Dataset rows describing interfaces
· · · ·

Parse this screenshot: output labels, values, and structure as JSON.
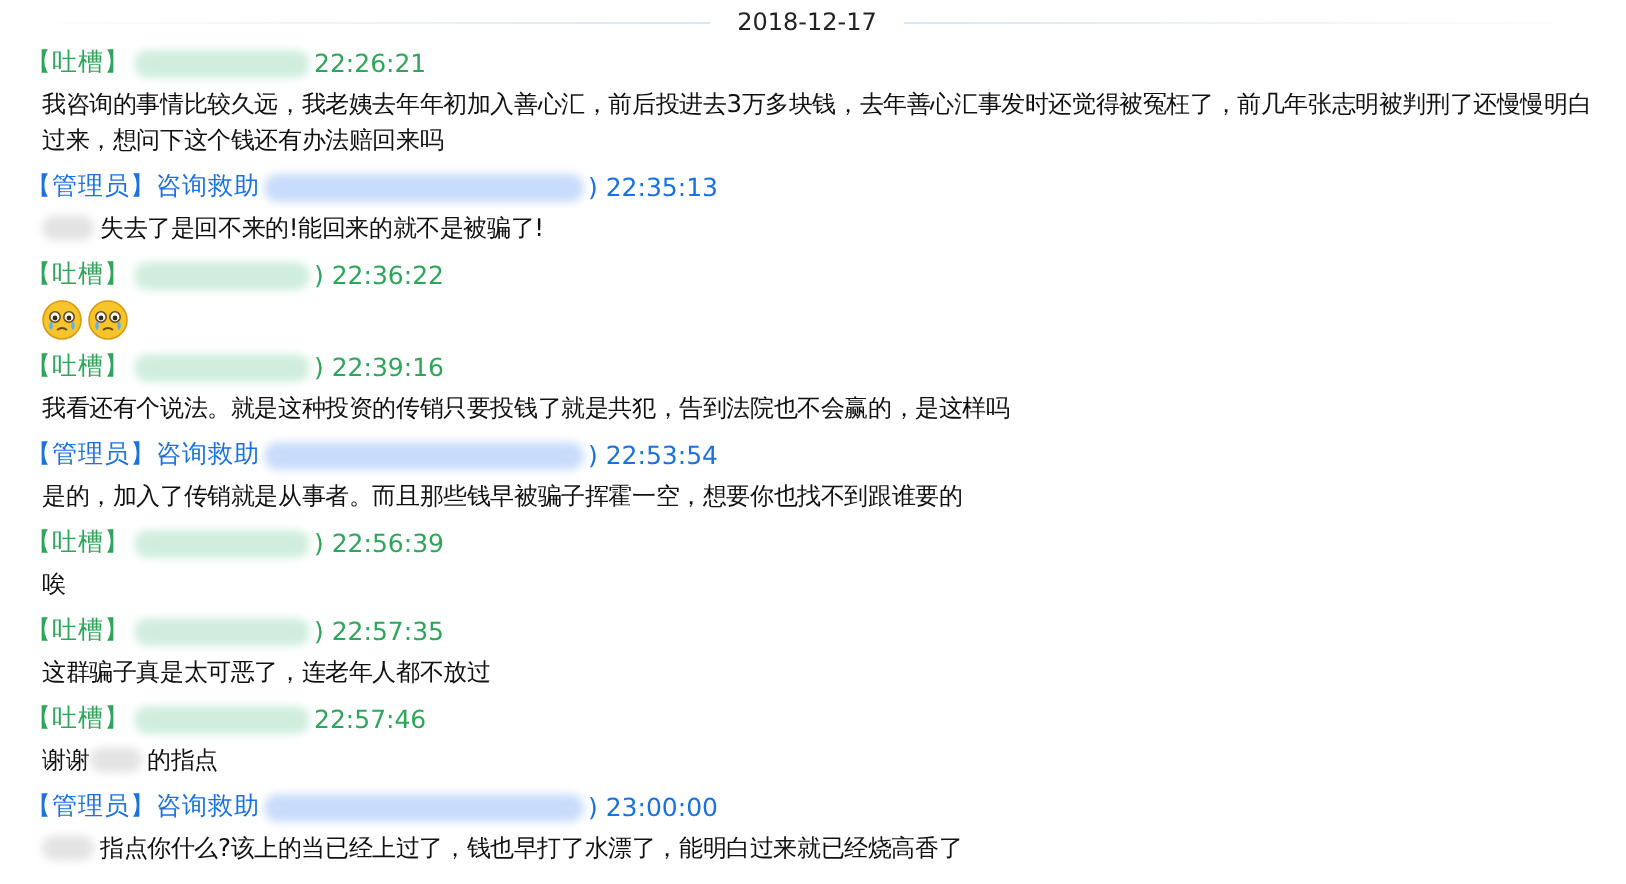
{
  "date_divider": "2018-12-17",
  "messages": [
    {
      "kind": "member",
      "role": "【吐槽】",
      "name_hidden": true,
      "time": "22:26:21",
      "body": [
        {
          "kind": "text",
          "text": "我咨询的事情比较久远，我老姨去年年初加入善心汇，前后投进去3万多块钱，去年善心汇事发时还觉得被冤枉了，前几年张志明被判刑了还慢慢明白过来，想问下这个钱还有办法赔回来吗"
        }
      ]
    },
    {
      "kind": "admin",
      "role": "【管理员】",
      "prefix": "咨询救助",
      "name_hidden": true,
      "time": ") 22:35:13",
      "body": [
        {
          "kind": "blur"
        },
        {
          "kind": "text",
          "text": "失去了是回不来的!能回来的就不是被骗了!"
        }
      ]
    },
    {
      "kind": "member",
      "role": "【吐槽】",
      "name_hidden": true,
      "time": ") 22:36:22",
      "body": [
        {
          "kind": "emoji"
        },
        {
          "kind": "emoji"
        }
      ]
    },
    {
      "kind": "member",
      "role": "【吐槽】",
      "name_hidden": true,
      "time": ") 22:39:16",
      "body": [
        {
          "kind": "text",
          "text": "我看还有个说法。就是这种投资的传销只要投钱了就是共犯，告到法院也不会赢的，是这样吗"
        }
      ]
    },
    {
      "kind": "admin",
      "role": "【管理员】",
      "prefix": "咨询救助",
      "name_hidden": true,
      "time": ") 22:53:54",
      "body": [
        {
          "kind": "text",
          "text": "是的，加入了传销就是从事者。而且那些钱早被骗子挥霍一空，想要你也找不到跟谁要的"
        }
      ]
    },
    {
      "kind": "member",
      "role": "【吐槽】",
      "name_hidden": true,
      "time": ") 22:56:39",
      "body": [
        {
          "kind": "text",
          "text": "唉"
        }
      ]
    },
    {
      "kind": "member",
      "role": "【吐槽】",
      "name_hidden": true,
      "time": ") 22:57:35",
      "body": [
        {
          "kind": "text",
          "text": "这群骗子真是太可恶了，连老年人都不放过"
        }
      ]
    },
    {
      "kind": "member",
      "role": "【吐槽】",
      "name_hidden": true,
      "time": "22:57:46",
      "body": [
        {
          "kind": "text",
          "text": "谢谢"
        },
        {
          "kind": "blur"
        },
        {
          "kind": "text",
          "text": "的指点"
        }
      ]
    },
    {
      "kind": "admin",
      "role": "【管理员】",
      "prefix": "咨询救助",
      "name_hidden": true,
      "time": ") 23:00:00",
      "body": [
        {
          "kind": "blur"
        },
        {
          "kind": "text",
          "text": "指点你什么?该上的当已经上过了，钱也早打了水漂了，能明白过来就已经烧高香了"
        }
      ]
    }
  ]
}
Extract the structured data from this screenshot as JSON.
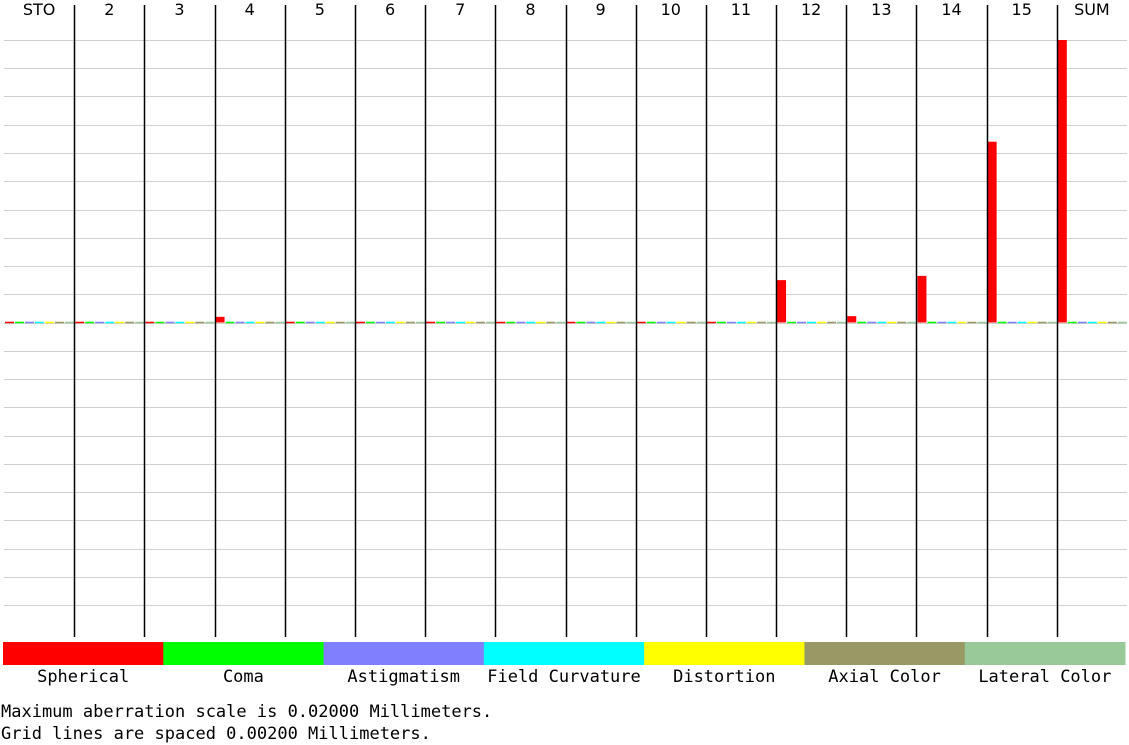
{
  "chart_data": {
    "type": "bar",
    "categories": [
      "STO",
      "2",
      "3",
      "4",
      "5",
      "6",
      "7",
      "8",
      "9",
      "10",
      "11",
      "12",
      "13",
      "14",
      "15",
      "SUM"
    ],
    "series": [
      {
        "name": "Spherical",
        "color": "#ff0000",
        "values": [
          2e-05,
          0.0001,
          5e-05,
          0.0004,
          2e-05,
          1e-05,
          1e-05,
          1e-05,
          1e-05,
          1e-05,
          1e-05,
          0.003,
          0.00045,
          0.0033,
          0.0128,
          0.02
        ]
      },
      {
        "name": "Coma",
        "color": "#00ff00",
        "values": [
          0,
          0,
          0,
          0,
          0,
          0,
          0,
          0,
          0,
          0,
          0,
          0,
          0,
          0,
          0,
          0
        ]
      },
      {
        "name": "Astigmatism",
        "color": "#8080ff",
        "values": [
          0,
          0,
          0,
          0,
          0,
          0,
          0,
          0,
          0,
          0,
          0,
          0,
          0,
          0,
          0,
          0
        ]
      },
      {
        "name": "Field Curvature",
        "color": "#00ffff",
        "values": [
          0,
          0,
          0,
          0,
          0,
          0,
          0,
          0,
          0,
          0,
          0,
          0,
          0,
          0,
          0,
          0
        ]
      },
      {
        "name": "Distortion",
        "color": "#ffff00",
        "values": [
          0,
          0,
          0,
          0,
          0,
          0,
          0,
          0,
          0,
          0,
          0,
          0,
          0,
          0,
          0,
          0
        ]
      },
      {
        "name": "Axial Color",
        "color": "#999966",
        "values": [
          0,
          0,
          0,
          0,
          0,
          0,
          0,
          0,
          0,
          0,
          0,
          0,
          0,
          0,
          0,
          0
        ]
      },
      {
        "name": "Lateral Color",
        "color": "#99c899",
        "values": [
          0,
          0,
          0,
          0,
          0,
          0,
          0,
          0,
          0,
          0,
          0,
          0,
          0,
          0,
          0,
          0
        ]
      }
    ],
    "ylim": [
      -0.02,
      0.02
    ],
    "grid_spacing": 0.002,
    "grid": true,
    "legend_position": "bottom"
  },
  "footer": {
    "line1": "Maximum aberration scale is 0.02000 Millimeters.",
    "line2": "Grid lines are spaced 0.00200 Millimeters."
  }
}
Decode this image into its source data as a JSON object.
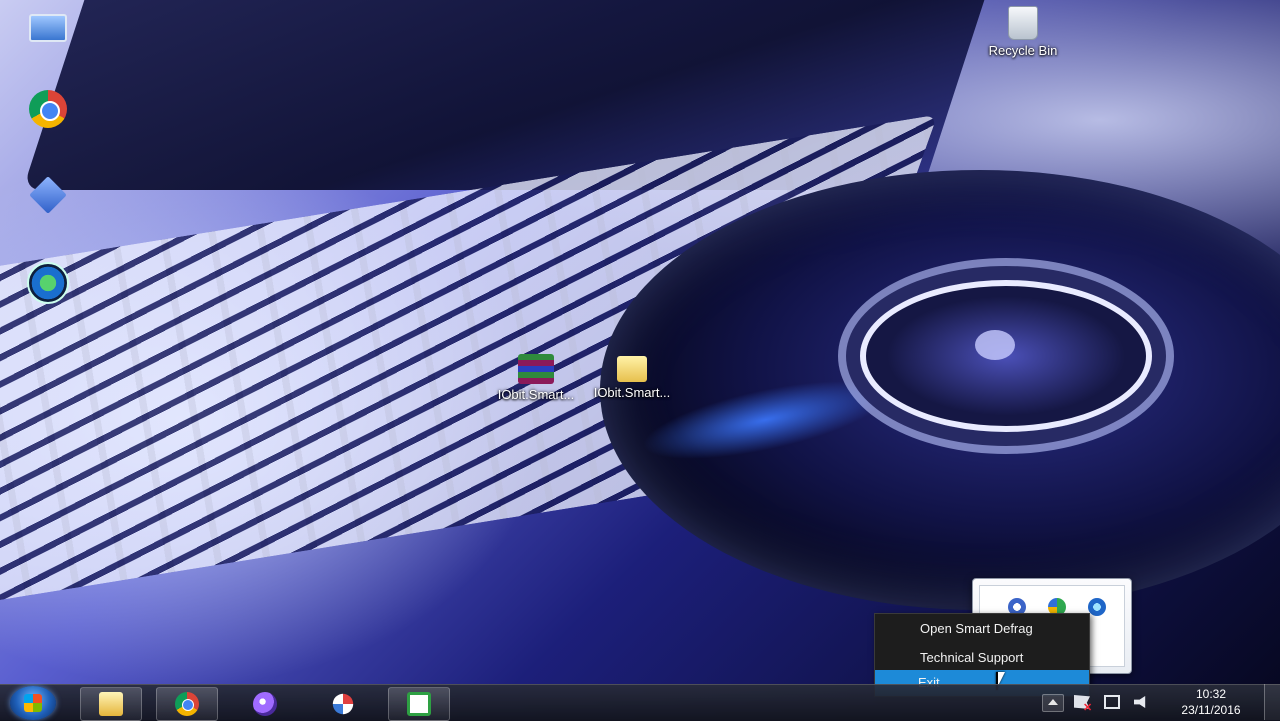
{
  "desktop": {
    "icons": [
      {
        "label": "",
        "icon": "computer-icon"
      },
      {
        "label": "",
        "icon": "chrome-icon"
      },
      {
        "label": "",
        "icon": "tools-icon"
      },
      {
        "label": "",
        "icon": "smart-defrag-icon"
      },
      {
        "label": "IObit.Smart...",
        "icon": "winrar-archive-icon"
      },
      {
        "label": "IObit.Smart...",
        "icon": "folder-icon"
      },
      {
        "label": "Recycle Bin",
        "icon": "recycle-bin-icon"
      }
    ]
  },
  "context_menu": {
    "items": [
      {
        "label": "Open Smart Defrag"
      },
      {
        "label": "Technical Support"
      },
      {
        "label": "Exit",
        "highlighted": true
      }
    ]
  },
  "taskbar": {
    "pinned": [
      {
        "name": "windows-explorer",
        "icon": "folder-icon"
      },
      {
        "name": "google-chrome",
        "icon": "chrome-icon"
      },
      {
        "name": "media-app",
        "icon": "orb-icon"
      },
      {
        "name": "snipping-tool",
        "icon": "scissors-icon"
      },
      {
        "name": "camtasia",
        "icon": "camtasia-icon"
      }
    ],
    "clock": {
      "time": "10:32",
      "date": "23/11/2016"
    }
  },
  "colors": {
    "menu_highlight": "#1d8ad8",
    "menu_background": "#1d1d1d",
    "taskbar": "#1c1f2c"
  }
}
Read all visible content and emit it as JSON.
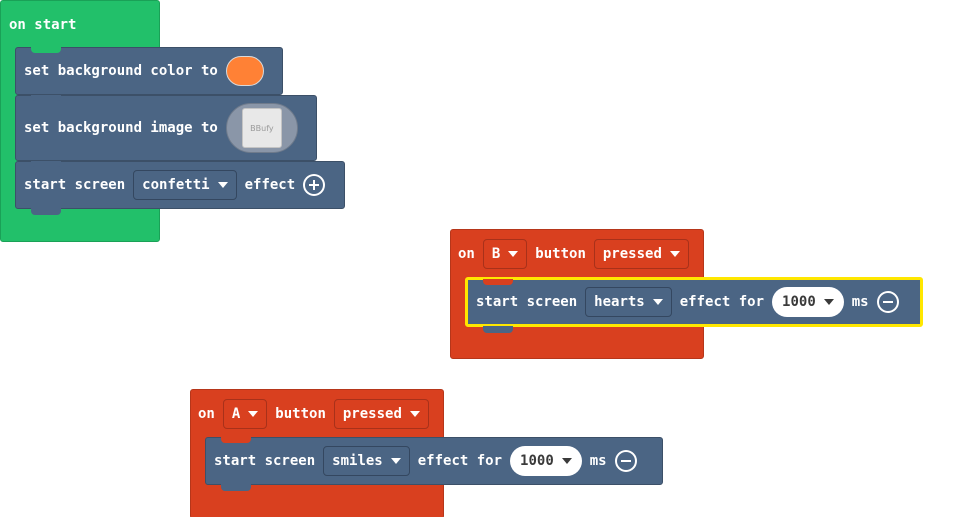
{
  "on_start": {
    "label": "on start",
    "set_bg_color": {
      "label": "set background color to",
      "color": "#ff8135"
    },
    "set_bg_image": {
      "label": "set background image to",
      "thumb_text": "BBufy"
    },
    "start_screen": {
      "label_start": "start screen",
      "effect": "confetti",
      "label_effect": "effect"
    }
  },
  "on_b": {
    "label_on": "on",
    "button": "B",
    "label_button": "button",
    "event": "pressed",
    "start_screen": {
      "label_start": "start screen",
      "effect": "hearts",
      "label_effect_for": "effect for",
      "duration": "1000",
      "label_ms": "ms"
    }
  },
  "on_a": {
    "label_on": "on",
    "button": "A",
    "label_button": "button",
    "event": "pressed",
    "start_screen": {
      "label_start": "start screen",
      "effect": "smiles",
      "label_effect_for": "effect for",
      "duration": "1000",
      "label_ms": "ms"
    }
  },
  "icons": {
    "add": "plus-circle-icon",
    "remove": "minus-circle-icon",
    "dropdown": "caret-down-icon"
  },
  "colors": {
    "event_green": "#22c06a",
    "event_red": "#d9401f",
    "statement_blue": "#4b6584",
    "selection_yellow": "#ffe700"
  }
}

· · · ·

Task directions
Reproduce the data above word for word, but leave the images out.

Problem solution
Parse this screenshot: output labels, values, and structure as JSON.
{
  "date_divider": "2018-12-17",
  "messages": [
    {
      "kind": "member",
      "role": "【吐槽】",
      "name_hidden": true,
      "time": "22:26:21",
      "body": [
        {
          "kind": "text",
          "text": "我咨询的事情比较久远，我老姨去年年初加入善心汇，前后投进去3万多块钱，去年善心汇事发时还觉得被冤枉了，前几年张志明被判刑了还慢慢明白过来，想问下这个钱还有办法赔回来吗"
        }
      ]
    },
    {
      "kind": "admin",
      "role": "【管理员】",
      "prefix": "咨询救助",
      "name_hidden": true,
      "time": ") 22:35:13",
      "body": [
        {
          "kind": "blur"
        },
        {
          "kind": "text",
          "text": "失去了是回不来的!能回来的就不是被骗了!"
        }
      ]
    },
    {
      "kind": "member",
      "role": "【吐槽】",
      "name_hidden": true,
      "time": ") 22:36:22",
      "body": [
        {
          "kind": "emoji"
        },
        {
          "kind": "emoji"
        }
      ]
    },
    {
      "kind": "member",
      "role": "【吐槽】",
      "name_hidden": true,
      "time": ") 22:39:16",
      "body": [
        {
          "kind": "text",
          "text": "我看还有个说法。就是这种投资的传销只要投钱了就是共犯，告到法院也不会赢的，是这样吗"
        }
      ]
    },
    {
      "kind": "admin",
      "role": "【管理员】",
      "prefix": "咨询救助",
      "name_hidden": true,
      "time": ") 22:53:54",
      "body": [
        {
          "kind": "text",
          "text": "是的，加入了传销就是从事者。而且那些钱早被骗子挥霍一空，想要你也找不到跟谁要的"
        }
      ]
    },
    {
      "kind": "member",
      "role": "【吐槽】",
      "name_hidden": true,
      "time": ") 22:56:39",
      "body": [
        {
          "kind": "text",
          "text": "唉"
        }
      ]
    },
    {
      "kind": "member",
      "role": "【吐槽】",
      "name_hidden": true,
      "time": ") 22:57:35",
      "body": [
        {
          "kind": "text",
          "text": "这群骗子真是太可恶了，连老年人都不放过"
        }
      ]
    },
    {
      "kind": "member",
      "role": "【吐槽】",
      "name_hidden": true,
      "time": "22:57:46",
      "body": [
        {
          "kind": "text",
          "text": "谢谢"
        },
        {
          "kind": "blur"
        },
        {
          "kind": "text",
          "text": "的指点"
        }
      ]
    },
    {
      "kind": "admin",
      "role": "【管理员】",
      "prefix": "咨询救助",
      "name_hidden": true,
      "time": ") 23:00:00",
      "body": [
        {
          "kind": "blur"
        },
        {
          "kind": "text",
          "text": "指点你什么?该上的当已经上过了，钱也早打了水漂了，能明白过来就已经烧高香了"
        }
      ]
    }
  ]
}
Extract the structured data from this screenshot as JSON.
{
  "chart_data": {
    "type": "bar",
    "categories": [
      "STO",
      "2",
      "3",
      "4",
      "5",
      "6",
      "7",
      "8",
      "9",
      "10",
      "11",
      "12",
      "13",
      "14",
      "15",
      "SUM"
    ],
    "series": [
      {
        "name": "Spherical",
        "color": "#ff0000",
        "values": [
          2e-05,
          0.0001,
          5e-05,
          0.0004,
          2e-05,
          1e-05,
          1e-05,
          1e-05,
          1e-05,
          1e-05,
          1e-05,
          0.003,
          0.00045,
          0.0033,
          0.0128,
          0.02
        ]
      },
      {
        "name": "Coma",
        "color": "#00ff00",
        "values": [
          0,
          0,
          0,
          0,
          0,
          0,
          0,
          0,
          0,
          0,
          0,
          0,
          0,
          0,
          0,
          0
        ]
      },
      {
        "name": "Astigmatism",
        "color": "#8080ff",
        "values": [
          0,
          0,
          0,
          0,
          0,
          0,
          0,
          0,
          0,
          0,
          0,
          0,
          0,
          0,
          0,
          0
        ]
      },
      {
        "name": "Field Curvature",
        "color": "#00ffff",
        "values": [
          0,
          0,
          0,
          0,
          0,
          0,
          0,
          0,
          0,
          0,
          0,
          0,
          0,
          0,
          0,
          0
        ]
      },
      {
        "name": "Distortion",
        "color": "#ffff00",
        "values": [
          0,
          0,
          0,
          0,
          0,
          0,
          0,
          0,
          0,
          0,
          0,
          0,
          0,
          0,
          0,
          0
        ]
      },
      {
        "name": "Axial Color",
        "color": "#999966",
        "values": [
          0,
          0,
          0,
          0,
          0,
          0,
          0,
          0,
          0,
          0,
          0,
          0,
          0,
          0,
          0,
          0
        ]
      },
      {
        "name": "Lateral Color",
        "color": "#99c899",
        "values": [
          0,
          0,
          0,
          0,
          0,
          0,
          0,
          0,
          0,
          0,
          0,
          0,
          0,
          0,
          0,
          0
        ]
      }
    ],
    "ylim": [
      -0.02,
      0.02
    ],
    "grid_spacing": 0.002,
    "grid": true,
    "legend_position": "bottom"
  },
  "footer": {
    "line1": "Maximum aberration scale is 0.02000 Millimeters.",
    "line2": "Grid lines are spaced 0.00200 Millimeters."
  }
}
Decode this image into its source data as a JSON object.
{
  "desktop": {
    "icons": [
      {
        "label": "",
        "icon": "computer-icon"
      },
      {
        "label": "",
        "icon": "chrome-icon"
      },
      {
        "label": "",
        "icon": "tools-icon"
      },
      {
        "label": "",
        "icon": "smart-defrag-icon"
      },
      {
        "label": "IObit.Smart...",
        "icon": "winrar-archive-icon"
      },
      {
        "label": "IObit.Smart...",
        "icon": "folder-icon"
      },
      {
        "label": "Recycle Bin",
        "icon": "recycle-bin-icon"
      }
    ]
  },
  "context_menu": {
    "items": [
      {
        "label": "Open Smart Defrag"
      },
      {
        "label": "Technical Support"
      },
      {
        "label": "Exit",
        "highlighted": true
      }
    ]
  },
  "taskbar": {
    "pinned": [
      {
        "name": "windows-explorer",
        "icon": "folder-icon"
      },
      {
        "name": "google-chrome",
        "icon": "chrome-icon"
      },
      {
        "name": "media-app",
        "icon": "orb-icon"
      },
      {
        "name": "snipping-tool",
        "icon": "scissors-icon"
      },
      {
        "name": "camtasia",
        "icon": "camtasia-icon"
      }
    ],
    "clock": {
      "time": "10:32",
      "date": "23/11/2016"
    }
  },
  "colors": {
    "menu_highlight": "#1d8ad8",
    "menu_background": "#1d1d1d",
    "taskbar": "#1c1f2c"
  }
}
Read all visible content and emit it as JSON.
{
  "on_start": {
    "label": "on start",
    "set_bg_color": {
      "label": "set background color to",
      "color": "#ff8135"
    },
    "set_bg_image": {
      "label": "set background image to",
      "thumb_text": "BBufy"
    },
    "start_screen": {
      "label_start": "start screen",
      "effect": "confetti",
      "label_effect": "effect"
    }
  },
  "on_b": {
    "label_on": "on",
    "button": "B",
    "label_button": "button",
    "event": "pressed",
    "start_screen": {
      "label_start": "start screen",
      "effect": "hearts",
      "label_effect_for": "effect for",
      "duration": "1000",
      "label_ms": "ms"
    }
  },
  "on_a": {
    "label_on": "on",
    "button": "A",
    "label_button": "button",
    "event": "pressed",
    "start_screen": {
      "label_start": "start screen",
      "effect": "smiles",
      "label_effect_for": "effect for",
      "duration": "1000",
      "label_ms": "ms"
    }
  },
  "icons": {
    "add": "plus-circle-icon",
    "remove": "minus-circle-icon",
    "dropdown": "caret-down-icon"
  },
  "colors": {
    "event_green": "#22c06a",
    "event_red": "#d9401f",
    "statement_blue": "#4b6584",
    "selection_yellow": "#ffe700"
  }
}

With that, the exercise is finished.